See, also, Kruy v. Smith, 108 Conn. 628, 144 A. 304, to the effect that the word "guest" as used in a statute barring recovery for injuries to one being transported by the owner or operator of an automobile as a guest does not include persons carried for the mutual benefit of both the passenger and the operator or owner of the automobile.
Applying the foregoing principles to the facts in the case at bar, it is patent that the trial court erred in granting the motions for judgments notwithstanding the verdicts.
Mrs. Hart and her twelve-year-old daughter Eileen were not automobile guests of the operator, Mrs. Hogan. Mrs. Hart, as Mrs. Hogan's nurse and companion, was carried for the benefit of Mrs. Hogan and Mr. Hogan. The minor daughter, in the custody of her mother, was an involuntary occupant of the automobile. She had no option other than to accompany her mother. There was no one at the Hogan home with whom to leave her and Mrs. Hogan's two children. The appellants were not required to show, as the trial court stated, "by the preponderance of the evidence that the accident was the result of gross negligence on the part of the host."

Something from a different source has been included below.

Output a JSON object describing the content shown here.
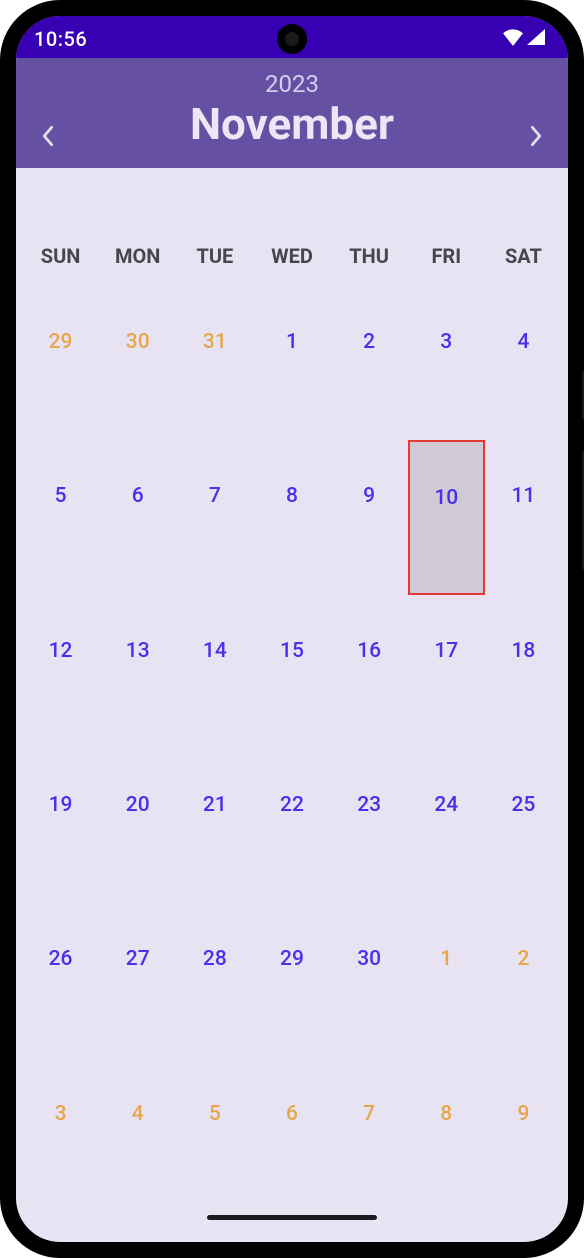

The automobile operated by Mrs. Hogan was furnished by the husband for the use of his family. Immediately prior to and at the time the automobile ran over the brink of the hill, Mrs. Hogan was operating that automobile as her husband's agent in carrying out one of the purposes for which the car was purchased by the husband. Mrs. Hogan was driving the automobile for her own pleasure and for the pleasure of her children, and while so operating the automobile, Mrs. Hogan was acting for her husband in the scope of his business.
 Jones v. Harris, supra, is not in point. It was not essential to allege and prove that the husband was negligent in permitting his wife, with knowledge that she was inexperienced, reckless and incompetent in the handling and operation of automobiles, to use his automobile at the time in question. However, there was evidence (its verity was established by the verdicts) that, with knowledge of her physical and mental condition, the husband entrusted the car to his wife. Mrs. Hogan was an experienced automobilist. Doubtless the jury inferred — and that inference is reasonable — from the evidence respecting her mental and physical condition that Mrs. Hogan, no matter how long her experience prior thereto as an automobilist, at the time in question was not competent to operate an automobile. Such inference was buttressed by the testimony of the manner in which she grasped the steering wheel, swerved the car, and plunged to her death. There was sufficient evidence to show that it was unsafe at that time, and that her husband knew it, to entrust an automobile to Mrs. Hogan.
 Counsel for respondent contend that the automobile was community property, and, as the tort-feasor is dead, the appellants are precluded under the rule announced in Bortle v. Osborne, 155 Wn. 585, 285 P. 425, 67 A.L.R. 1152, from maintaining the action against the surviving husband. By his answer, the respondent admitted the allegation in each complaint that he was the owner of the automobile. At the time of the trial, respondent endeavored to amend his answer by alleging that the automobile was the community property of the respondent and his wife. The trial court decided that respondent had a right to amend his answer, but that the appellants were entitled to a continuance. Counsel for respondent elected to proceed on the pleadings as made, in which it stood admitted that the car belonged to respondent individually. The question can not now be raised in this court.
Our conclusion upon the points discussed disposes of the case. Other points urged by appellants and respondent have been considered, but they do not merit discussion which would extend this over-long opinion.
The judgments are reversed, and the causes remanded for new trial.
HOLCOMB and MITCHELL, JJ., concur.
BEALS, C.J., and TOLMAN, J., concur in the result.